ADB has provided the means to the Indian Army to scout for technology and enable its adoption. The capability demonstrations organised by the ADB has manifested in the procurement of 09 products (worth ₹ 1,400 Cr) while another 12 products (worth ₹ 5,000 Cr) are in various stages of procurement. Additionally, during the recent Emergency Procurements, it was the Army Design Bureau that spearheaded the identification and induction of niche technology solutions like surveillance/ swarm drones, variants of specialist vehicles, loiter ammunition etc.
With a view to have a capable and robust defence technology infrastructure for ‘Self-sufficiency through Indigenisation’, ADB is also pursuing numerous R&D/ D&D initiatives of the Indian Army and is currently handling more than 150 different R&D and D&D projects. In the last 3-4 years, ADB has initiated nearly 100 projects through the Make, iDEX, Technology Development Fund and Army Technology Board initiatives. Their relentless efforts in pursing these initiatives are already seeing tremendous success wherein RFP has already been issued for 06 products developed through the iDEX route while contract has been signed for 01 project (MEAT) through Make route and contract for another Make project (UATW) will be signed shortly. The recent forays of ADB to sign a MoU with BEL to jointly develop AI enabled solutions for the Indian Army as also with Drone Federation of India to develop drone solutions for the Indian Army are the first of their kind.

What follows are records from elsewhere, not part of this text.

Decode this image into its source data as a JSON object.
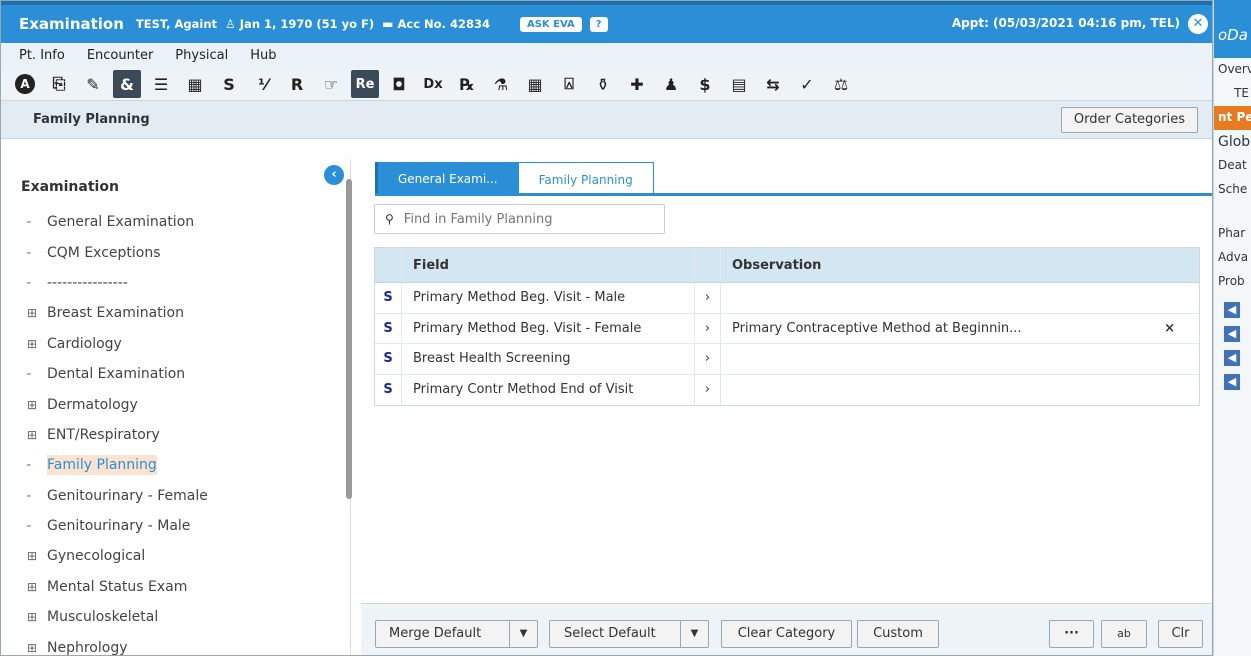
{
  "window": {
    "title": "Examination",
    "patient": "TEST, Againt",
    "dob": "Jan 1, 1970 (51 yo F)",
    "acc": "Acc No. 42834",
    "ask_eva": "ASK EVA",
    "help": "?",
    "appt": "Appt: (05/03/2021 04:16 pm, TEL)"
  },
  "menu": [
    "Pt. Info",
    "Encounter",
    "Physical",
    "Hub"
  ],
  "toolbar": {
    "icons": [
      "A",
      "⎘",
      "✎",
      "&",
      "☰",
      "▦",
      "S",
      "⅟",
      "R",
      "☞",
      "Re",
      "◘",
      "Dx",
      "℞",
      "⚗",
      "▦",
      "⍓",
      "⚱",
      "✚",
      "♟",
      "$",
      "▤",
      "⇆",
      "✓",
      "⚖"
    ]
  },
  "section": {
    "title": "Family Planning",
    "order_button": "Order Categories"
  },
  "left": {
    "title": "Examination",
    "items": [
      {
        "label": "General Examination",
        "expand": false
      },
      {
        "label": "CQM Exceptions",
        "expand": false
      },
      {
        "label": "----------------",
        "expand": false
      },
      {
        "label": "Breast Examination",
        "expand": true
      },
      {
        "label": "Cardiology",
        "expand": true
      },
      {
        "label": "Dental Examination",
        "expand": false
      },
      {
        "label": "Dermatology",
        "expand": true
      },
      {
        "label": "ENT/Respiratory",
        "expand": true
      },
      {
        "label": "Family Planning",
        "expand": false,
        "selected": true
      },
      {
        "label": "Genitourinary - Female",
        "expand": false
      },
      {
        "label": "Genitourinary - Male",
        "expand": false
      },
      {
        "label": "Gynecological",
        "expand": true
      },
      {
        "label": "Mental Status Exam",
        "expand": true
      },
      {
        "label": "Musculoskeletal",
        "expand": true
      },
      {
        "label": "Nephrology",
        "expand": true
      }
    ]
  },
  "tabs": [
    "General Exami...",
    "Family Planning"
  ],
  "search": {
    "placeholder": "Find in Family Planning"
  },
  "grid": {
    "columns": [
      "Field",
      "Observation"
    ],
    "rows": [
      {
        "s": "S",
        "field": "Primary Method Beg. Visit - Male",
        "observation": ""
      },
      {
        "s": "S",
        "field": "Primary Method Beg. Visit - Female",
        "observation": "Primary Contraceptive Method at Beginnin..."
      },
      {
        "s": "S",
        "field": "Breast Health Screening",
        "observation": ""
      },
      {
        "s": "S",
        "field": "Primary Contr Method End of Visit",
        "observation": ""
      }
    ]
  },
  "footer": {
    "merge_default": "Merge Default",
    "select_default": "Select Default",
    "clear_category": "Clear Category",
    "custom": "Custom",
    "more": "···",
    "spell": "ab",
    "clr": "Clr"
  },
  "background_app": {
    "rows": [
      "Overvie",
      "TE",
      "nt Pe",
      "Glob",
      "Deat",
      "Sche",
      "Phar",
      "Adva",
      "Prob"
    ]
  }
}
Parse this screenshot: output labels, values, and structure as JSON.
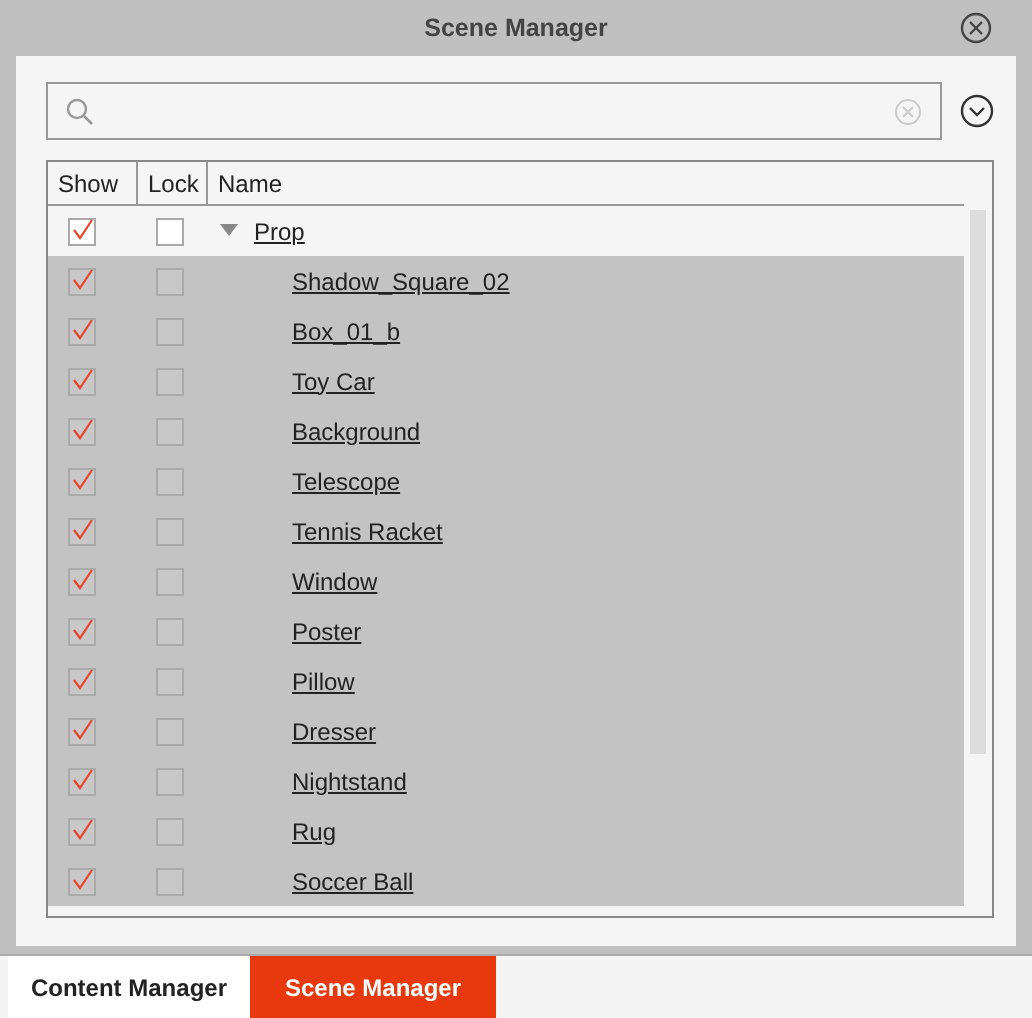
{
  "window": {
    "title": "Scene Manager"
  },
  "table": {
    "columns": [
      "Show",
      "Lock",
      "Name"
    ],
    "rows": [
      {
        "name": "Prop",
        "show": true,
        "lock": false,
        "expanded": true,
        "selected": false,
        "children": [
          {
            "name": "Shadow_Square_02",
            "show": true,
            "lock": false,
            "selected": true
          },
          {
            "name": "Box_01_b",
            "show": true,
            "lock": false,
            "selected": true
          },
          {
            "name": "Toy Car",
            "show": true,
            "lock": false,
            "selected": true
          },
          {
            "name": "Background",
            "show": true,
            "lock": false,
            "selected": true
          },
          {
            "name": "Telescope",
            "show": true,
            "lock": false,
            "selected": true
          },
          {
            "name": "Tennis Racket",
            "show": true,
            "lock": false,
            "selected": true
          },
          {
            "name": "Window",
            "show": true,
            "lock": false,
            "selected": true
          },
          {
            "name": "Poster",
            "show": true,
            "lock": false,
            "selected": true
          },
          {
            "name": "Pillow",
            "show": true,
            "lock": false,
            "selected": true
          },
          {
            "name": "Dresser",
            "show": true,
            "lock": false,
            "selected": true
          },
          {
            "name": "Nightstand",
            "show": true,
            "lock": false,
            "selected": true
          },
          {
            "name": "Rug",
            "show": true,
            "lock": false,
            "selected": true
          },
          {
            "name": "Soccer Ball",
            "show": true,
            "lock": false,
            "selected": true
          }
        ]
      }
    ]
  },
  "tabs": [
    {
      "label": "Content Manager",
      "selected": false
    },
    {
      "label": "Scene Manager",
      "selected": true
    }
  ]
}
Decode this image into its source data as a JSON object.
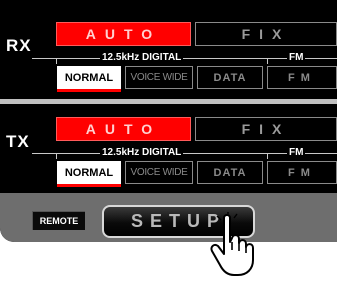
{
  "rx": {
    "label": "RX",
    "auto_label": "AUTO",
    "fix_label": "FIX",
    "digital_caption": "12.5kHz DIGITAL",
    "fm_caption": "FM",
    "options": [
      "NORMAL",
      "VOICE WIDE",
      "DATA",
      "FM"
    ],
    "selected": "NORMAL"
  },
  "tx": {
    "label": "TX",
    "auto_label": "AUTO",
    "fix_label": "FIX",
    "digital_caption": "12.5kHz DIGITAL",
    "fm_caption": "FM",
    "options": [
      "NORMAL",
      "VOICE WIDE",
      "DATA",
      "FM"
    ],
    "selected": "NORMAL"
  },
  "bottom": {
    "remote_label": "REMOTE",
    "setup_label": "SETUP"
  },
  "colors": {
    "active_red": "#ff0000",
    "panel_bg": "#000000",
    "bottom_bar": "#6e6e6e"
  },
  "icons": {
    "pointer": "hand-pointer-icon"
  }
}
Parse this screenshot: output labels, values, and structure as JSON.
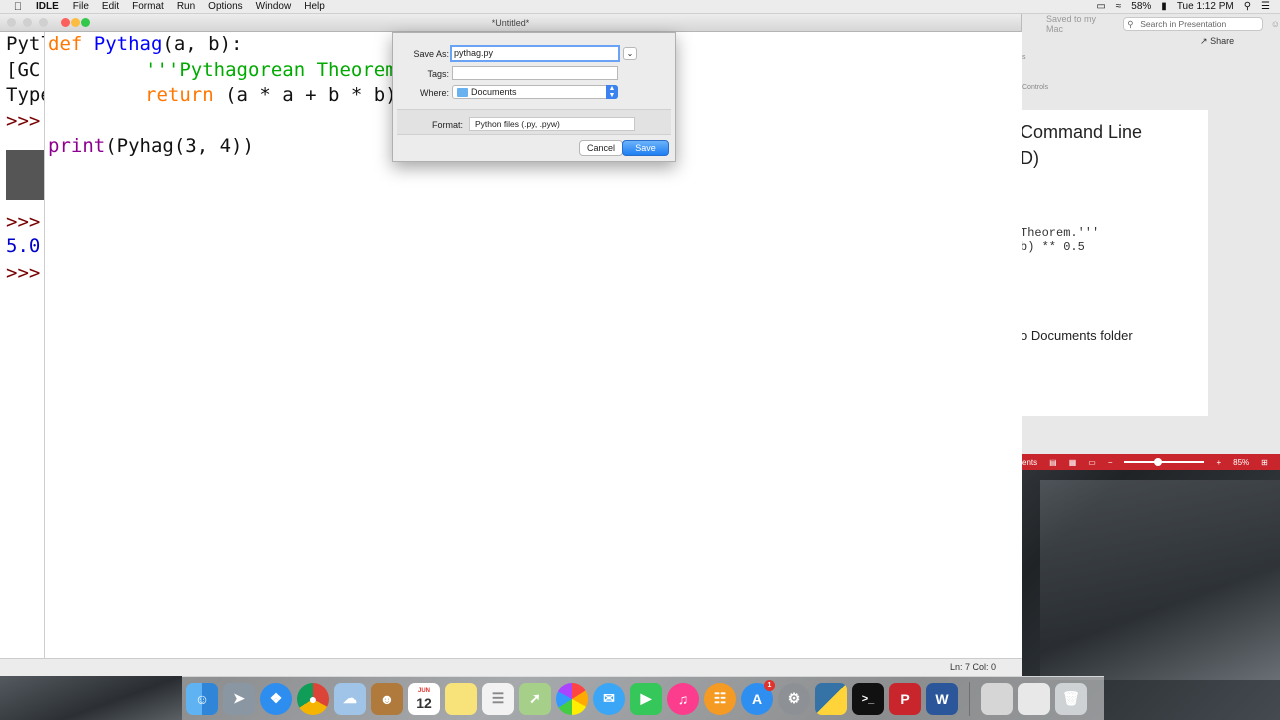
{
  "menubar": {
    "app_name": "IDLE",
    "items": [
      "File",
      "Edit",
      "Format",
      "Run",
      "Options",
      "Window",
      "Help"
    ],
    "battery": "58%",
    "clock": "Tue 1:12 PM"
  },
  "idle_window": {
    "title": "*Untitled*",
    "status": "Ln: 7   Col: 0"
  },
  "shell": {
    "lines": [
      "Pytl",
      "[GC(",
      "Type",
      ">>>",
      ">>>",
      "5.0",
      ">>>"
    ]
  },
  "editor": {
    "line1_kw": "def",
    "line1_fn": "Pythag",
    "line1_rest": "(a, b):",
    "line2": "'''Pythagorean Theorem",
    "line3_kw": "return",
    "line3_rest": " (a * a + b * b)",
    "line5_bi": "print",
    "line5_rest": "(Pyhag(3, 4))"
  },
  "save_dialog": {
    "save_as_label": "Save As:",
    "save_as_value": "pythag.py",
    "tags_label": "Tags:",
    "tags_value": "",
    "where_label": "Where:",
    "where_value": "Documents",
    "format_label": "Format:",
    "format_value": "Python files (.py, .pyw)",
    "cancel_label": "Cancel",
    "save_label": "Save"
  },
  "powerpoint": {
    "saved_text": "Saved to my Mac",
    "search_placeholder": "Search in Presentation",
    "share_label": "Share",
    "side_label": "Controls",
    "slide_title_1": "Command Line",
    "slide_title_2": "D)",
    "code_line_1": "Theorem.'''",
    "code_line_2": "b) ** 0.5",
    "bullet": "o Documents folder",
    "status_left": "ents",
    "zoom": "85%"
  },
  "dock": {
    "icons": [
      "finder-icon",
      "launchpad-icon",
      "safari-icon",
      "chrome-icon",
      "preview-icon",
      "contacts-icon",
      "calendar-icon",
      "notes-icon",
      "reminders-icon",
      "maps-icon",
      "photos-icon",
      "messages-icon",
      "facetime-icon",
      "itunes-icon",
      "ibooks-icon",
      "app-store-icon",
      "system-preferences-icon",
      "python-icon",
      "terminal-icon",
      "powerpoint-icon",
      "word-icon",
      "downloads-icon",
      "documents-icon",
      "trash-icon"
    ],
    "calendar_month": "JUN",
    "calendar_day": "12",
    "app_store_badge": "1"
  },
  "colors": {
    "keyword": "#ff7700",
    "function": "#0000ff",
    "string": "#00aa00",
    "builtin": "#900090",
    "accent": "#1e7ef2",
    "ppt_red": "#c8262c"
  }
}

We have a well worked out road map for enhancing the range of activities that the ADB will be undertaking.
An extensive outreach conducted by the ADB has already mapped 850+ industries, contacted 200+ top academic institutions and more than 50 top R&D organisations in the country. To further enhance the ADB footprint and facilitate easier contact for industry/ R&D organisations and academia, Regional Technology Nodes have already been established in Pune and Bengaluru while Indian Army Cells have been established at IIT Delhi with two more being established shortly in IIT Kanpur and IISc Bengaluru.
ADB is also regularly releasing Problem Definition Statements that provide an insight to the industry to provide solutions to address the needs of the field army. The latest compendium of problem statements addressing niche domains like AI, blockchain, robotics, UGVs, UAVs, Counter UAVs etc is also being released shortly.
I must also highlight that the ADB has not just restricted itself to the Indian Army but has also gone a step further to assist the defence industry by assisting them in developing and testing their products. The opening of the ranges to civ industry, access to in service equipment, coordinating visit of industry representatives to forward areas, provisioning of ammunition etc have all been facilitated by ADB.
With all this being done, Army Design Bureau has proved itself to be the vital cog, as the Indian Army embarks on a technological transformation. I am sanguine that in the future the contributions of Army Design Bureau will increase by leaps and bounds.